The police exist to maintain law and order, to investigate crime, and to assist victims who have suffered wrongdoing. However, unfortunately there are times in which the police act in excess of their power,and fail to respect the rights of the people that they have a duty to protect. If you have been the victim of improper policing, it may be possible for you to bring a law suit against the police, and receive monetary compensation for the suffering you have been caused. Legal claims of this nature are known as actions against the police.
Actions against the police come in many forms, but normally arise where a person has suffered harm due to the police failing to do something required of them, or through their doing a positive act that is unlawful. In legal terms this is known as committing a "negligent tort" or an "intentional tort". A "tort" is a legal phrase meaning a civil wrong, in contrast to a criminal wrong.
It is important to note that a civil action against the police is distinct from any criminal prosecution that may be launched.
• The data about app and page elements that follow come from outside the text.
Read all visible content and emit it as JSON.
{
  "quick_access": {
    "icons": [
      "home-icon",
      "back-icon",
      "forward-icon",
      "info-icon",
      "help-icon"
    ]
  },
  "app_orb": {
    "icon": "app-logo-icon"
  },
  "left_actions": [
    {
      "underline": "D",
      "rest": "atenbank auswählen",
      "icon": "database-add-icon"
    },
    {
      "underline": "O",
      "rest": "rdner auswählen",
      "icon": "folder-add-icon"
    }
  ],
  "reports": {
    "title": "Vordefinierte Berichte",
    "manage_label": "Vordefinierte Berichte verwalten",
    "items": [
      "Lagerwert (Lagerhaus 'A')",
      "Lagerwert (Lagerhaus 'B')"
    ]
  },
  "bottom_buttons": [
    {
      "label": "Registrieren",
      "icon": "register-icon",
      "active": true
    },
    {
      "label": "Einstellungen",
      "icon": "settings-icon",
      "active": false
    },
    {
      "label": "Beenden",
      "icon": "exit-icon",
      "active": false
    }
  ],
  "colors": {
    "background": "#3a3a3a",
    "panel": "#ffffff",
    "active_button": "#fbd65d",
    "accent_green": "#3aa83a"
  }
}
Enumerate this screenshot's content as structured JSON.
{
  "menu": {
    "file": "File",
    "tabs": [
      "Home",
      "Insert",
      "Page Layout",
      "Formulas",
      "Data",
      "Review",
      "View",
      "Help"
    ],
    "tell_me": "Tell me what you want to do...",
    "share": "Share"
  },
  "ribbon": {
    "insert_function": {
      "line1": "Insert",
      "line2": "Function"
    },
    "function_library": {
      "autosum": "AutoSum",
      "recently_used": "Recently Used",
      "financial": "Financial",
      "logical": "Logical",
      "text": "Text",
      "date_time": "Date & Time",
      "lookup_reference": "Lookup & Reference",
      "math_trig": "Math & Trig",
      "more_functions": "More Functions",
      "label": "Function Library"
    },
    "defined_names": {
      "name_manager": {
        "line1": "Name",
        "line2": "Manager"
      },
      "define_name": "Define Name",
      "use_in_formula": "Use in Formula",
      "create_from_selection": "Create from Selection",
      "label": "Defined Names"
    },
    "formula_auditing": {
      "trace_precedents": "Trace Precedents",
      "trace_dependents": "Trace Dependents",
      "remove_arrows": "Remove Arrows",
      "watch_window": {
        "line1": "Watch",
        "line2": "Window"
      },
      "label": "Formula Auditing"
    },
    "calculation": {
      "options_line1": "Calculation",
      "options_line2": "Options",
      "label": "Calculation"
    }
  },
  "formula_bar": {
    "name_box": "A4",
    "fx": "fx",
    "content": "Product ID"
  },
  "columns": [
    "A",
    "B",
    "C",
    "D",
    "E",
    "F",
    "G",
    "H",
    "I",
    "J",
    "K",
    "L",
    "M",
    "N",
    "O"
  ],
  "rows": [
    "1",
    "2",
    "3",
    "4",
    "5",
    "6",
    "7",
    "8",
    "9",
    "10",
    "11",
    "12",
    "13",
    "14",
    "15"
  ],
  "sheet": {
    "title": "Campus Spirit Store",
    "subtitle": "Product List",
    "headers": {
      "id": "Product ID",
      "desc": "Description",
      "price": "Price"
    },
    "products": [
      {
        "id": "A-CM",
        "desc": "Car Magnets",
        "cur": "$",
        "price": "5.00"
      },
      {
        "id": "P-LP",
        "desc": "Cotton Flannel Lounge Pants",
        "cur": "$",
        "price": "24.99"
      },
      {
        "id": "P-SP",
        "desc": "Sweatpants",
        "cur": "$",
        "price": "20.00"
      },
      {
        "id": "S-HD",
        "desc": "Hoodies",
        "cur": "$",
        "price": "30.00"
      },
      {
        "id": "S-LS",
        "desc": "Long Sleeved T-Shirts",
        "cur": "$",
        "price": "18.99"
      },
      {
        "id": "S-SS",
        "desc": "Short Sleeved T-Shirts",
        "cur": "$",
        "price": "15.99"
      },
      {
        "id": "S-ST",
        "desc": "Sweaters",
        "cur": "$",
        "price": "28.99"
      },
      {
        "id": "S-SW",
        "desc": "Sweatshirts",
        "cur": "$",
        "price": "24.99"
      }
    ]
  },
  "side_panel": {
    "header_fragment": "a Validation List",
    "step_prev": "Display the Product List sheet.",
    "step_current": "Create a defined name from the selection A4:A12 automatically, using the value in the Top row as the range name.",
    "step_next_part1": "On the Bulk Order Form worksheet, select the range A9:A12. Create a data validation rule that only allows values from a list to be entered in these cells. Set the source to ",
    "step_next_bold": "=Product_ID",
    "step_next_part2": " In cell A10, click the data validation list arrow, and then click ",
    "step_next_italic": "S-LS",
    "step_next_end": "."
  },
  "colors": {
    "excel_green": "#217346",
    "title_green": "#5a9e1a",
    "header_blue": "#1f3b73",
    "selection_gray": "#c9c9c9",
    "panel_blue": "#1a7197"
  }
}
An action against the police is brought in the civil courts, and if it is successful the victim bringing the claim may receive financial compensation. A criminal prosecution is brought in the criminal courts, and if successful may result in the police officer being convicted of a crime and punished. Generally, a civil claim against the police can be brought in addition to, or instead of, a criminal prosecution.
Some common examples of actions against the police include the following:
In the course of their duties, the police are entitled to use force that is reasonable and in line with their powers under the law. This includes, for example, using reasonable force to detain someone in the course of an arrest, when that person poses a sufficient risk to merit physical restraint. This power is provided by sections 153 and 154 of the Police Law (2017 Revision).
However, there may be times when the police exceed their powers and use force that is unreasonable in the execution of their duty. This can result in serious injuries to the victim. In such cases, it is possible to make a claim against the police for financial compensation based on the nature of the injury or suffering caused.
Case Study 1: The police want to arrest Mr X, and go to his address to do so. They find him sitting outside his property. When they ask him to come with them, he initially refuses to do so. One of the officers then punches Mr X in the stomach so that he can be handcuffed. Mr X sustains bruises. In this case, Mr X may well have a civil action against the police for assault (also known as the intentional tort of battery), and breach of the Police Law (2017 Revision).
Under Article 5(2)(e) of the Cayman Islands Constitution, no one shall be deprived of their liberty unless there is reasonable suspicion that he or she has committed, is committing or is about to commit a criminal offence. In order for the police to arrest a person and hold them in custody, there must therefore be reasonable grounds to suspect that person is involved in a crime. Grounds for detention may include evidence from a source that the person has committed a crime, for example the account of an eye witness. However, in order for those grounds to be reasonable, they must be such that an ordinary, objective person would agree that the grounds stand up to scrutiny. This may include, for example, evidence that the eye witness gave a reliable account. If a person is detained without reasonable grounds, they may bring an action against the police under the tort of false imprisonment,and due to a breach of their civil rights under the Constitution.
Case Study 2: Miss Y is arrested by police and kept in custody for three days. At the time of arrest, she is not given any reasons beyond saying that she committed a crime. After she is released, she makes enquiries and discovers that the police had no real basis for suspecting her of the crime, but had detained her just because she had been in the area of a robbery some hours after it was committed.She may well have a civil action against the police for false imprisonment.
As part of their duties, police must ensure that they investigate all lines of enquiry adequately and in a manner proportionate to the nature of the allegation. Where they fail to do so, this can lead to victims being deprived justice, or the wrong person being made to stand trial. Failure to investigate to the required standard, or to investigate at all, may cause pain, anguish and suffering to individuals. This can give rise to a claim against the police for their negligence (the tort of negligence), or for breaches of constitutional rights under Article 3 (Inhuman Treatment) and Article 9 (Private and Family Life) of the Cayman Islands Constitution.
Case Study 3: Mr Z was attacked in the street by a neighbour. He sustained cuts to his arm and had to have surgery to treat them. He made a complaint to the police but they ignored his requests, saying that they could not help because of their time being taken by other more important matters. As a result, Mr Z was left feeling depressed and could not attend work for six months. Mr Z may well have an action against the police for their failure to investigate the crime.
The prospect of bringing a legal claim against the State can be intimidating. However, justice requires that the police force is held to account, and that any wrongs caused by improper policing are appropriately compensated. This provides justice to the individual who has been harmed, and also serves as a reminder to the police that they should not exceed their powers. As seen above, there are a number of ways in which police misconduct can be challenged, and proper compensation can be gained.
Samson Law are able to provide expert advice and to assist you in the complicated process of bringing an action against the police. If you would like to talk to Rupert Wheeler or his colleagues at Samson Law,please contact 949 0123.